◆ **BRIEF**: In the records below, tally the lines that contain the word "Rosana" and give only that number.

-- THE DATA follows --

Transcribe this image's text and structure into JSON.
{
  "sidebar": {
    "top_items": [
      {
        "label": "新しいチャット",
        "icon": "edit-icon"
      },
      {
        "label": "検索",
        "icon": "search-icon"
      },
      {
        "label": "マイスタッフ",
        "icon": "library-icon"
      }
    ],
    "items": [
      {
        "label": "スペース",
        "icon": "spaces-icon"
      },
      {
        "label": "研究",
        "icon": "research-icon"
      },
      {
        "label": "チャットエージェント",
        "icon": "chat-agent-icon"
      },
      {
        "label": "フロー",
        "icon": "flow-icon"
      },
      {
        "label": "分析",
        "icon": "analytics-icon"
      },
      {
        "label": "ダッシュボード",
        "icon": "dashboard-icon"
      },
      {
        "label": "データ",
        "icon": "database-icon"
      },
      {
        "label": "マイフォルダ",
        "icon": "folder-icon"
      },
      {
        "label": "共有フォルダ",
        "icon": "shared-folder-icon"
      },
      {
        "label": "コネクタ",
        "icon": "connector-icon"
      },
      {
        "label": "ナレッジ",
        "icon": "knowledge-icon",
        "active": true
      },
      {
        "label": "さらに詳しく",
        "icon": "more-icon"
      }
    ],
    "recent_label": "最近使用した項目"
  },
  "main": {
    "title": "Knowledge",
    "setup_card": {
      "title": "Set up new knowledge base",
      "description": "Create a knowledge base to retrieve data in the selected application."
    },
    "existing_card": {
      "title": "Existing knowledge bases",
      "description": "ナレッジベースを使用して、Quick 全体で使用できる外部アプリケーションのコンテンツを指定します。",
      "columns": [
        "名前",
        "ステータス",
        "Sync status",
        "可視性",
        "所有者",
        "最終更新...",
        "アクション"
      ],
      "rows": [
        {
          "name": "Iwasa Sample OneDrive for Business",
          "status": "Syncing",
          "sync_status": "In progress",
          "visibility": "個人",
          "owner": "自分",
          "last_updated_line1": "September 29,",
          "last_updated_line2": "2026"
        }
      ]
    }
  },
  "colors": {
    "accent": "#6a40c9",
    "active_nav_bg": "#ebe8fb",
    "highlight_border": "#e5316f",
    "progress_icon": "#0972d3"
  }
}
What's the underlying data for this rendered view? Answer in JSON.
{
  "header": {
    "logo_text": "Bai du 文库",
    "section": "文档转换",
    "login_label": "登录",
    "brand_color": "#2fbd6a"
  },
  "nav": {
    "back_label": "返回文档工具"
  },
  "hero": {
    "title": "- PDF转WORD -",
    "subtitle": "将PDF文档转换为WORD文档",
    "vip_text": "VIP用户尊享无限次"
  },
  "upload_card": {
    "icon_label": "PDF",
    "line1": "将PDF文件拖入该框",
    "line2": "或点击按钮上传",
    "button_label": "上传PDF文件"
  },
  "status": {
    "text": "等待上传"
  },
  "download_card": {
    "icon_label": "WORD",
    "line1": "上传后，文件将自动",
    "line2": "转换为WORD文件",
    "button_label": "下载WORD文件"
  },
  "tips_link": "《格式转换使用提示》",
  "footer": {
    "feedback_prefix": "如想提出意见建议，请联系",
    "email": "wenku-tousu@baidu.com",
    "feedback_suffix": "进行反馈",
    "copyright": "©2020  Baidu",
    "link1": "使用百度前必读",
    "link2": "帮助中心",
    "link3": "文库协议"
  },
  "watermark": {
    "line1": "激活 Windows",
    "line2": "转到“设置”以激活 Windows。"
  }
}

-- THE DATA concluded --
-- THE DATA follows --

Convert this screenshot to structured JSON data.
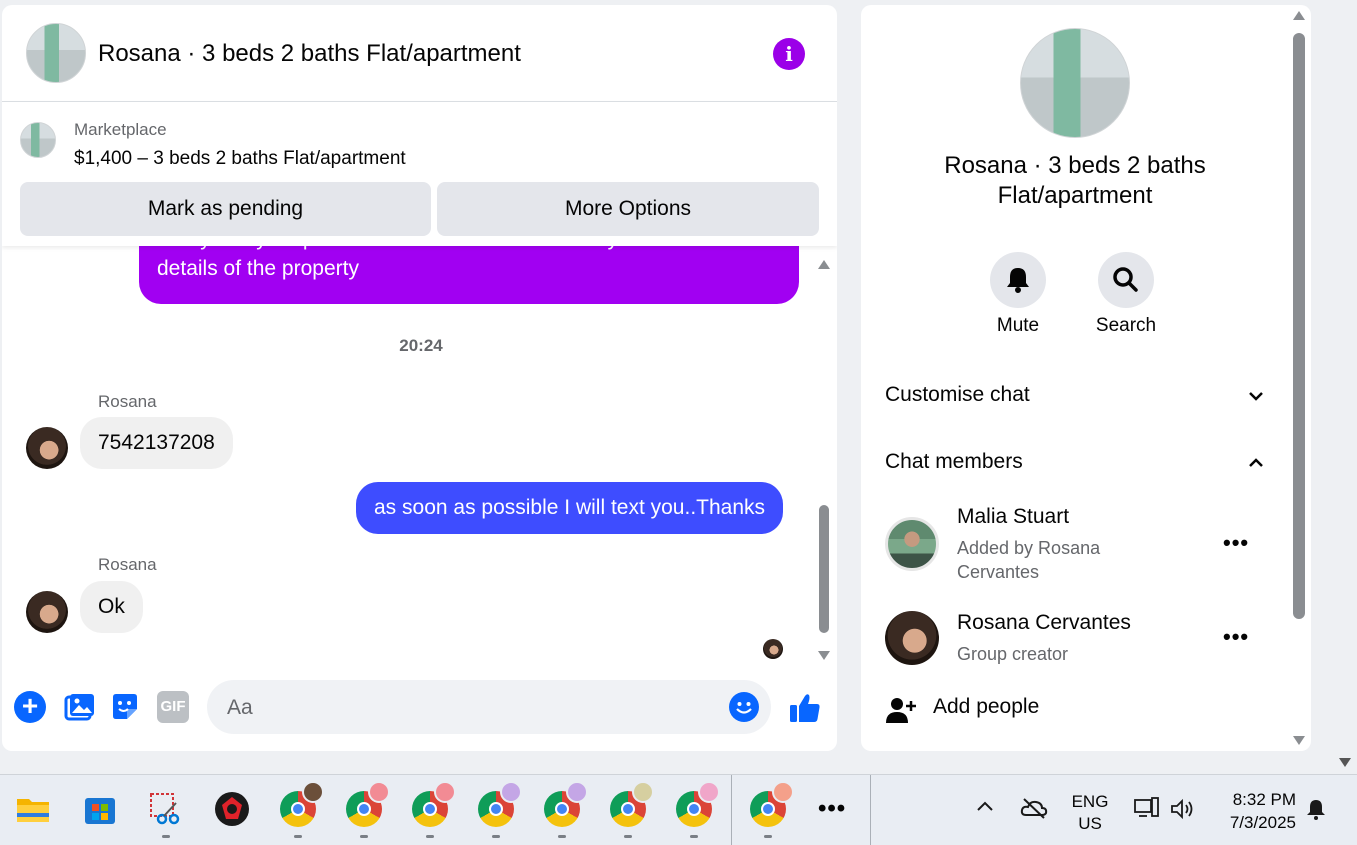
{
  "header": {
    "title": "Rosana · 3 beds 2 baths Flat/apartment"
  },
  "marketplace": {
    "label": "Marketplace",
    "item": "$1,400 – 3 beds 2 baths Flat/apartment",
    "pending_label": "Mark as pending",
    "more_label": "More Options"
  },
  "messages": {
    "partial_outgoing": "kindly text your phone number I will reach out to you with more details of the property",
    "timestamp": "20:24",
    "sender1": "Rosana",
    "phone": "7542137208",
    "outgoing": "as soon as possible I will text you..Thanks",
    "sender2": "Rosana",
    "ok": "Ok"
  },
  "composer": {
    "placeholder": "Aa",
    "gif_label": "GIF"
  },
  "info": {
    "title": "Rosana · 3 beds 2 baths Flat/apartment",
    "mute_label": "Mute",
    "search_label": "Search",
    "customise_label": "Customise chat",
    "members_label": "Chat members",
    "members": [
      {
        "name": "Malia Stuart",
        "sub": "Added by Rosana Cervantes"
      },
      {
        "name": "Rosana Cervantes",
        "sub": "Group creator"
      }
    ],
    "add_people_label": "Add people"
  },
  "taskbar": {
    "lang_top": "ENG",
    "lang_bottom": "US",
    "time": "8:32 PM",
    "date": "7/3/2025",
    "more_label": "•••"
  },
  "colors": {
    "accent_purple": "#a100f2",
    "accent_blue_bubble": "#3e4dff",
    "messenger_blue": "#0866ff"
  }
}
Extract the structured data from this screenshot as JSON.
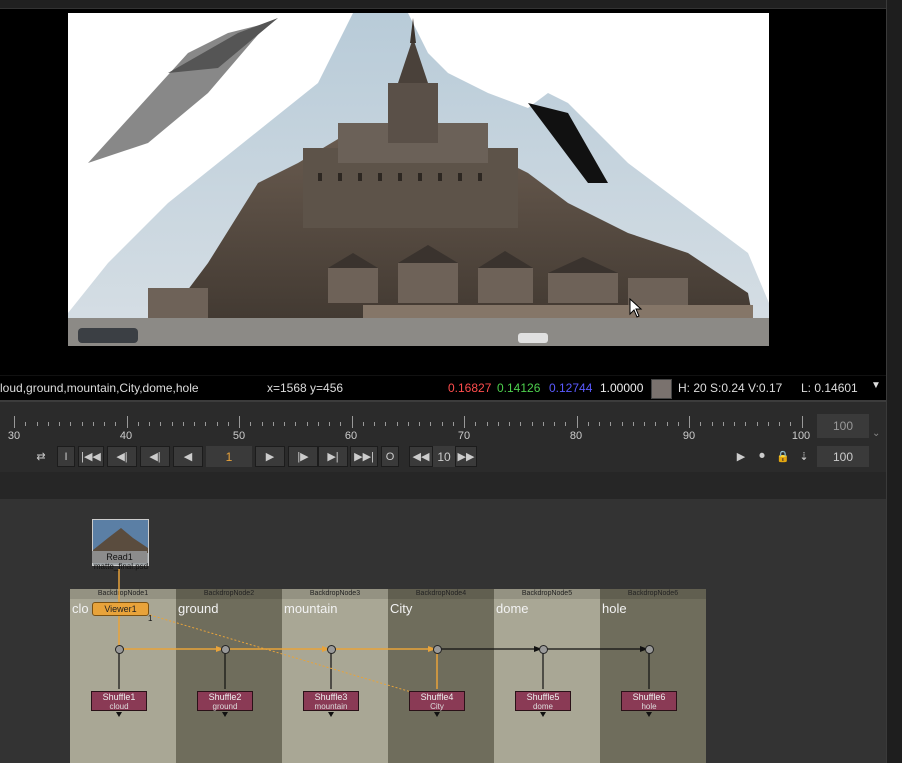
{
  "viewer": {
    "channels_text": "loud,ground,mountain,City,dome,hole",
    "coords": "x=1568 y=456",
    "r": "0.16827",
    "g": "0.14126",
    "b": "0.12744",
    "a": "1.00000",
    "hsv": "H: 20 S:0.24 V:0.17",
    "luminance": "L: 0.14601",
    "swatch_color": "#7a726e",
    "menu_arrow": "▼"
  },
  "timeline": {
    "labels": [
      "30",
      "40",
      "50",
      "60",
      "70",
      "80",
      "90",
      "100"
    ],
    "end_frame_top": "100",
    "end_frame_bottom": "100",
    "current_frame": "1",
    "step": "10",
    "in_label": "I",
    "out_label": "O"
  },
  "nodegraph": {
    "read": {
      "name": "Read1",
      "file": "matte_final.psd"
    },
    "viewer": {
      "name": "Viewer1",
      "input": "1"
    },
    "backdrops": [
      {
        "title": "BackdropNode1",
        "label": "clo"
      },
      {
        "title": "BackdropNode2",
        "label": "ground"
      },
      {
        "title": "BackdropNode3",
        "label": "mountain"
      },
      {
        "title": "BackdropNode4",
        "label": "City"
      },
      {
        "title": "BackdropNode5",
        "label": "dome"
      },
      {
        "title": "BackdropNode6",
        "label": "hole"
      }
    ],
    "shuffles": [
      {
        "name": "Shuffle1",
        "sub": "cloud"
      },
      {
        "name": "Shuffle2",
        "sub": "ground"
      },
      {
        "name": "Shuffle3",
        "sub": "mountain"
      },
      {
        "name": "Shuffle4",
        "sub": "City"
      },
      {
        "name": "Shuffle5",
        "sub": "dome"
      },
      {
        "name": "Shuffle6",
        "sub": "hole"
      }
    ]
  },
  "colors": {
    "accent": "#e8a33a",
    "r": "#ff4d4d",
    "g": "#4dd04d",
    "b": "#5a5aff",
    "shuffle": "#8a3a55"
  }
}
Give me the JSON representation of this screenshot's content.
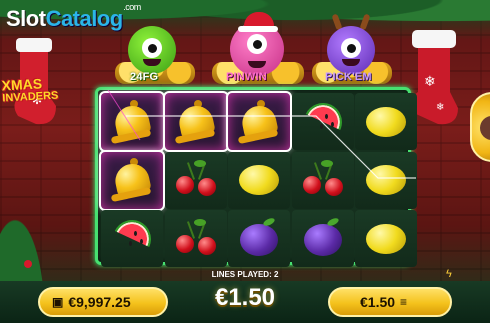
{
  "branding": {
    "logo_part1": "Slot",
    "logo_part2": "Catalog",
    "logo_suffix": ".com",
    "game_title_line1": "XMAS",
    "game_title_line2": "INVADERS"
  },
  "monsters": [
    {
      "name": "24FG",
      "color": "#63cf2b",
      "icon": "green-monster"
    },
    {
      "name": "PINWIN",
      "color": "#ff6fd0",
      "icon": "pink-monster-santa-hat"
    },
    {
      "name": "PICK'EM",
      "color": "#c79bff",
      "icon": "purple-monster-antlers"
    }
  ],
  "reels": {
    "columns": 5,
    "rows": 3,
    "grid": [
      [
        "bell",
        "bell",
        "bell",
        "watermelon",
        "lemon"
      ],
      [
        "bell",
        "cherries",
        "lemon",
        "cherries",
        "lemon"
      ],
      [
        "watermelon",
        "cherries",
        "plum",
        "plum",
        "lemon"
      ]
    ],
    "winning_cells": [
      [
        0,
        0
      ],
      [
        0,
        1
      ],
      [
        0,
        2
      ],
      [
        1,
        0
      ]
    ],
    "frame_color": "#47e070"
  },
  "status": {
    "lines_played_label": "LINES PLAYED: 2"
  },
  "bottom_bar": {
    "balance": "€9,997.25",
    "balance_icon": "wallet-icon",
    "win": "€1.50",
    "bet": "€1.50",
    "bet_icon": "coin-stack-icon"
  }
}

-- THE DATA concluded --
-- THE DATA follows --

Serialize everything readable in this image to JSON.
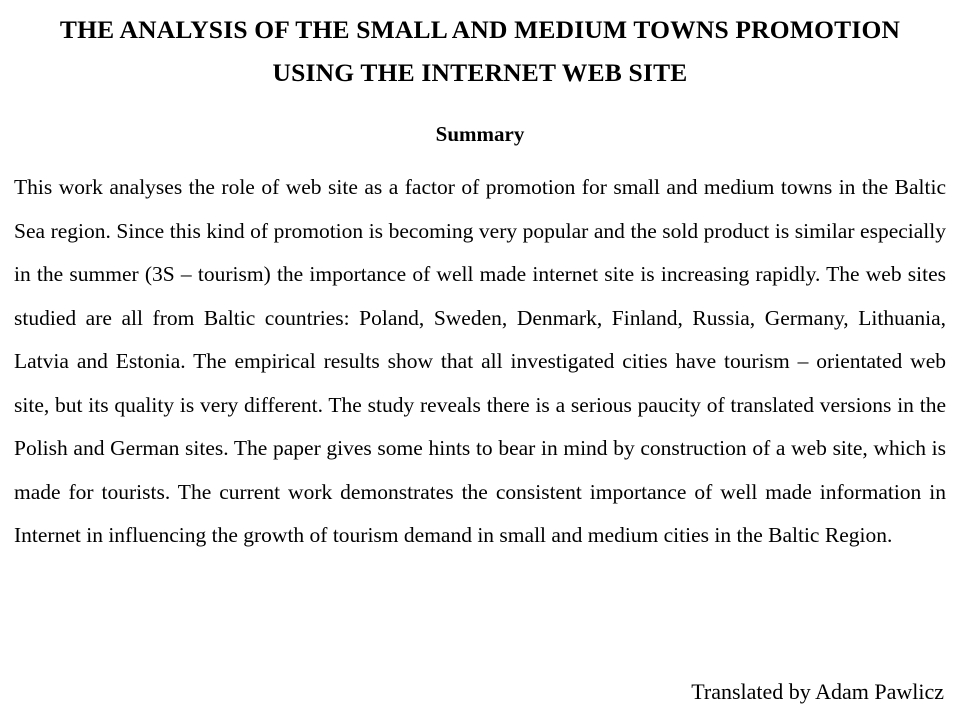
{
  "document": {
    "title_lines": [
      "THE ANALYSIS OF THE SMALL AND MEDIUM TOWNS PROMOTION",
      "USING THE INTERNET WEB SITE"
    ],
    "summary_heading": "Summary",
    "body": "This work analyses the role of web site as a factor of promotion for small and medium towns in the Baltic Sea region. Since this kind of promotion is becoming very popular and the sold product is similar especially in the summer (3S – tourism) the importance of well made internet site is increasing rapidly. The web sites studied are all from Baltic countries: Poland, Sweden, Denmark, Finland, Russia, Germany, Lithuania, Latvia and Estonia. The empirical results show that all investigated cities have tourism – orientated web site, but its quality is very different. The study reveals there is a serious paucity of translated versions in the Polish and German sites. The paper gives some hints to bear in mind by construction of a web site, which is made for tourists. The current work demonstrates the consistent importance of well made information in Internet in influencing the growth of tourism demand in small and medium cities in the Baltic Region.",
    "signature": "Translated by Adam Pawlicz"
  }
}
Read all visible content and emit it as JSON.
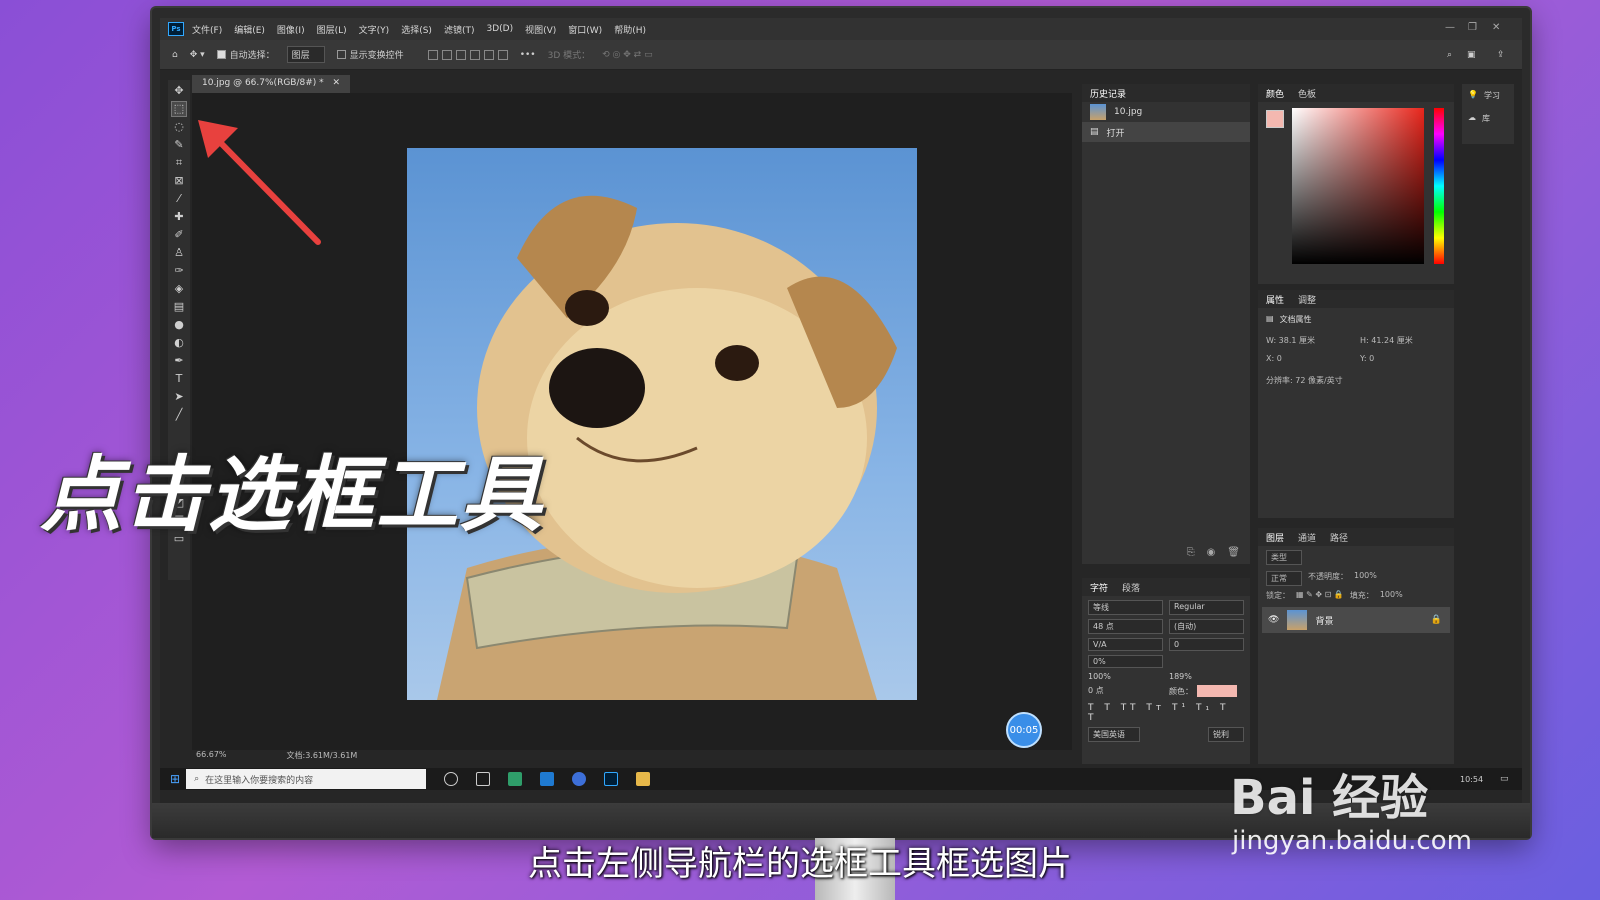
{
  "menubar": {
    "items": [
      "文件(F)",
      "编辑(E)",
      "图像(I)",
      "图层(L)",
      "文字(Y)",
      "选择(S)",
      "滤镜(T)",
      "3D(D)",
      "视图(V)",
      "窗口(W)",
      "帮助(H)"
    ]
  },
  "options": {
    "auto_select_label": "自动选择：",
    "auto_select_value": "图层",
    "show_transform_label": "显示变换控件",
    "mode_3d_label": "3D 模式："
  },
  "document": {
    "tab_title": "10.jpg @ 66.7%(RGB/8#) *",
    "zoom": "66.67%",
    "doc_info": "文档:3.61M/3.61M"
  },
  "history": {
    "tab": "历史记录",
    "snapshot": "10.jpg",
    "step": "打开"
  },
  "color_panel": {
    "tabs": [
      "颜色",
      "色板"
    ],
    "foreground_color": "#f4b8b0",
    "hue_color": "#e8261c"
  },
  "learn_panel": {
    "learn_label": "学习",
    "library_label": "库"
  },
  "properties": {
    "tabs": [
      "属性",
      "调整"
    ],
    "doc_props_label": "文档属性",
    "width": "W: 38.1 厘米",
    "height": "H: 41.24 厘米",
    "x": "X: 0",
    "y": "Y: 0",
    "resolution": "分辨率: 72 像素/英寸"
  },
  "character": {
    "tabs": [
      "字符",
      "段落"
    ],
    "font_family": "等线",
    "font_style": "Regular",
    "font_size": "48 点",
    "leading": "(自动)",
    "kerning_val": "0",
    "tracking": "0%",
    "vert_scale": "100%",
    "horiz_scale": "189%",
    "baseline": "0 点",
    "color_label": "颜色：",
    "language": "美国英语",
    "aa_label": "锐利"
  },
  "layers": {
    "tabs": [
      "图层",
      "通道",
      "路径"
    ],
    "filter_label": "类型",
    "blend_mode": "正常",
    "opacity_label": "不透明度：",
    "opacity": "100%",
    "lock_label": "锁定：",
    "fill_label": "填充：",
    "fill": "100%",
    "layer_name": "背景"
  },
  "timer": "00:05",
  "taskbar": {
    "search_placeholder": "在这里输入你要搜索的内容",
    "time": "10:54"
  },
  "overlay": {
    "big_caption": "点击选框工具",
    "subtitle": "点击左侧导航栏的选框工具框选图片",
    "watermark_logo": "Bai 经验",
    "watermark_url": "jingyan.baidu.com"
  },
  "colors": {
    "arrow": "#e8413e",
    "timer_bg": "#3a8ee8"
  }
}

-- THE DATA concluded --

◆ **OUTPUT**: 6